● **Try it**
Extract the lines that carry the string "lStartHuScore" from the listing.

● **Input data**
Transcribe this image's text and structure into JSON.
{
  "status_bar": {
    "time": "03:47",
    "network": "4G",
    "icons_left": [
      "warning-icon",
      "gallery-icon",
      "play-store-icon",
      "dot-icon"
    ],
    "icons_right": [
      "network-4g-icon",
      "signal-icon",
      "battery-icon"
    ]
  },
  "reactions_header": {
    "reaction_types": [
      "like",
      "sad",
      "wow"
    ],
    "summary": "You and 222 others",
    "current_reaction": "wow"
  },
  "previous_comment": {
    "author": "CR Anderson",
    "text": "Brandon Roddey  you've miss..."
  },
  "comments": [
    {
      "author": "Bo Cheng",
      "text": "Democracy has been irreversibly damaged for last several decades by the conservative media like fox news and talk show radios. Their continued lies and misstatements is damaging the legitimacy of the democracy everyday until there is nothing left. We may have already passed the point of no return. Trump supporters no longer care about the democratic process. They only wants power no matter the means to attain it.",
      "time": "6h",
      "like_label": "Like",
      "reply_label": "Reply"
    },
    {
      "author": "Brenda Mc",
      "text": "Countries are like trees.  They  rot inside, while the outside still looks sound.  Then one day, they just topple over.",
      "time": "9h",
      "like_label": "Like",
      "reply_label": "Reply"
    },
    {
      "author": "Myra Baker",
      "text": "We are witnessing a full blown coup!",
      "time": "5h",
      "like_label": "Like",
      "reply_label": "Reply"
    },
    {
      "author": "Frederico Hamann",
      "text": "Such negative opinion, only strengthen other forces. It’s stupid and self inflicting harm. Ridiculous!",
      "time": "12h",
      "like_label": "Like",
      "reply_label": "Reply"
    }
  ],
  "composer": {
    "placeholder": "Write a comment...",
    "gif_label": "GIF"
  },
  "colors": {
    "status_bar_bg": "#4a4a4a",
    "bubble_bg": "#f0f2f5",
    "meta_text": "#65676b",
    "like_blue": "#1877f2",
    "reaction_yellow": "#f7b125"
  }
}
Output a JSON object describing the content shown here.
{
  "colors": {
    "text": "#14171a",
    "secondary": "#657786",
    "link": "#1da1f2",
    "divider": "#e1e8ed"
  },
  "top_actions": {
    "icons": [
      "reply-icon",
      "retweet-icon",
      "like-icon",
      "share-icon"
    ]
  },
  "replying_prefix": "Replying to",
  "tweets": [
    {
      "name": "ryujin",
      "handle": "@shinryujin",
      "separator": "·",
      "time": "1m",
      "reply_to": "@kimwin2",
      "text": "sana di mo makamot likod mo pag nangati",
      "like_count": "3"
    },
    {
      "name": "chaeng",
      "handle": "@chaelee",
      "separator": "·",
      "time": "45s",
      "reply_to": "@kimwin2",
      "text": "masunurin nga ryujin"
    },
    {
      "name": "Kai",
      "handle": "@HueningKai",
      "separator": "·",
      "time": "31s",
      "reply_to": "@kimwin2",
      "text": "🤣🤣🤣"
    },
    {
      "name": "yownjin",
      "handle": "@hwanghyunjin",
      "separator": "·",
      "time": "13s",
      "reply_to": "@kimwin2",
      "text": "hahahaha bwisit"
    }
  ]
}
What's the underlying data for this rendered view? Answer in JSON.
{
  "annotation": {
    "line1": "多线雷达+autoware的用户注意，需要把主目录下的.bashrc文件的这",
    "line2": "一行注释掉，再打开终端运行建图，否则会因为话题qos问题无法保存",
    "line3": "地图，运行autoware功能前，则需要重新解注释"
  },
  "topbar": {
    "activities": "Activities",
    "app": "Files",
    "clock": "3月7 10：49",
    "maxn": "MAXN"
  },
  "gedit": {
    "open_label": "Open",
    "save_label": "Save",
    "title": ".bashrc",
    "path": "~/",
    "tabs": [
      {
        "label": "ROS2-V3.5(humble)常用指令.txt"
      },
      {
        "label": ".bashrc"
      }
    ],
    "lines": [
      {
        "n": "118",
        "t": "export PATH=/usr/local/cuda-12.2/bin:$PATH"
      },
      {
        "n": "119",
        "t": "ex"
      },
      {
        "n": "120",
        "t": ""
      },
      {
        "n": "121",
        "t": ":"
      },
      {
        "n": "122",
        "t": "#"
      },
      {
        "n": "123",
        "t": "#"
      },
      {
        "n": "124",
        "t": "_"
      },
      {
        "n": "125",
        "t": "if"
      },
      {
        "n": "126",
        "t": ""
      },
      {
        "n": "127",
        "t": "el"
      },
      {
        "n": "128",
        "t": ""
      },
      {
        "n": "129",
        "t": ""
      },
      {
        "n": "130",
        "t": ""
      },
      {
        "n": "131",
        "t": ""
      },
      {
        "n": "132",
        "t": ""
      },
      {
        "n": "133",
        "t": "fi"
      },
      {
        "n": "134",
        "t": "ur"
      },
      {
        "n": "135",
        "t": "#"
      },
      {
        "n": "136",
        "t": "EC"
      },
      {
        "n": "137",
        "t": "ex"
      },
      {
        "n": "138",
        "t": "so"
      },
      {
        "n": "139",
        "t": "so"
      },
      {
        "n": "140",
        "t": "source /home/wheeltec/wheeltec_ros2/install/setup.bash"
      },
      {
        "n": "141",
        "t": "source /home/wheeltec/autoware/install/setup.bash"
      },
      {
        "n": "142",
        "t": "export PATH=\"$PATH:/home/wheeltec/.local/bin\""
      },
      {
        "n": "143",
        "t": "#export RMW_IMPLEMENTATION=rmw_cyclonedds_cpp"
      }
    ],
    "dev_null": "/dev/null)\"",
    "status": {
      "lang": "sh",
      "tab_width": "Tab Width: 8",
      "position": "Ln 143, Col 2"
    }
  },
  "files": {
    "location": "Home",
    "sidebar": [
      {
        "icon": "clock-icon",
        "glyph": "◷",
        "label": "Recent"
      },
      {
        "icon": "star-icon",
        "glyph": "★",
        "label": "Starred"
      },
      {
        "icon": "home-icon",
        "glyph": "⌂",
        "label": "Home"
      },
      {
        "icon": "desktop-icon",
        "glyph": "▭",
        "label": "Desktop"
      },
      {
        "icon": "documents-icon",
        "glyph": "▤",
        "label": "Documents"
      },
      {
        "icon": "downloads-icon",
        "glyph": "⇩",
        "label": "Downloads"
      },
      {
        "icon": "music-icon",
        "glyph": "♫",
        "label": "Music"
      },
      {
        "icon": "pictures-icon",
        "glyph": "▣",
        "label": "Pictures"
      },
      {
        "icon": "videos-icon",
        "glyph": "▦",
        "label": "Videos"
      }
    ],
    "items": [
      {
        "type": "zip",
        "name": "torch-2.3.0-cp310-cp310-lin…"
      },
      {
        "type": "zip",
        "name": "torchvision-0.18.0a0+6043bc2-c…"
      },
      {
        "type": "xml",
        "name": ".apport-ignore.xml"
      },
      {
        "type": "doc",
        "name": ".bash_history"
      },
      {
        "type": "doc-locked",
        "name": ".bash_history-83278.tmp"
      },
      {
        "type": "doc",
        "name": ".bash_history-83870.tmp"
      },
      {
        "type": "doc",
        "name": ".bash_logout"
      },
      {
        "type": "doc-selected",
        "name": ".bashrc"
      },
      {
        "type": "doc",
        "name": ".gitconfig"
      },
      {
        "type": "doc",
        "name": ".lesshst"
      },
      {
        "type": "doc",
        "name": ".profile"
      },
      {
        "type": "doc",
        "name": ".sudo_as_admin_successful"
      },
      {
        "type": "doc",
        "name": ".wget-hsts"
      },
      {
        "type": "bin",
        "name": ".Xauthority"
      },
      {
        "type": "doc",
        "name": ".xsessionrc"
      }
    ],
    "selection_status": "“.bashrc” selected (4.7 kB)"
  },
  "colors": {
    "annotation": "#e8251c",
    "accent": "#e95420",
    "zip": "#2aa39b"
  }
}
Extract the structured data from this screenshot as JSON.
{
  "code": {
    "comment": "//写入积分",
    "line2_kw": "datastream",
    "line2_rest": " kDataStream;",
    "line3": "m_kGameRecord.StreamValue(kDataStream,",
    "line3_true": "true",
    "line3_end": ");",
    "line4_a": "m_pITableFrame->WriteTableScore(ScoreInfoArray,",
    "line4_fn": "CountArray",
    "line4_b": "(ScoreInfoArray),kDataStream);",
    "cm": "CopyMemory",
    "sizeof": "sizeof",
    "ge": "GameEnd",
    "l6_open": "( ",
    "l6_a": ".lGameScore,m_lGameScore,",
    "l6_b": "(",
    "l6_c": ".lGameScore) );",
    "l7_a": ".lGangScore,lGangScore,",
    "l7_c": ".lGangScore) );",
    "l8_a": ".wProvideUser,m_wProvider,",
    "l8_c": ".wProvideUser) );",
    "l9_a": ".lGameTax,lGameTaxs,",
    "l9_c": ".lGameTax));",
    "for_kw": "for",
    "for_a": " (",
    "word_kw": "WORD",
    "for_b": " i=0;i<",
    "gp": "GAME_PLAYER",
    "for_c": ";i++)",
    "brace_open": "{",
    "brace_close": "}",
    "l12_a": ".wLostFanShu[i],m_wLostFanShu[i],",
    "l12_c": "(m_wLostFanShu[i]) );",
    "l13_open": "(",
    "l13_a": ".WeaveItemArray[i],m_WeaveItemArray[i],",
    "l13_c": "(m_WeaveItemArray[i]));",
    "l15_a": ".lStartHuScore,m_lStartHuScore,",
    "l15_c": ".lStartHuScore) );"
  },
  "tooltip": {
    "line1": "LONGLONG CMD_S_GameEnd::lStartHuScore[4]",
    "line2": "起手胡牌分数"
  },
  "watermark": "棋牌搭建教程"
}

● **Output**
    "l15_a": ".lStartHuScore,m_lStartHuScore,",
    "l15_c": ".lStartHuScore) );"
    "line1": "LONGLONG CMD_S_GameEnd::lStartHuScore[4]",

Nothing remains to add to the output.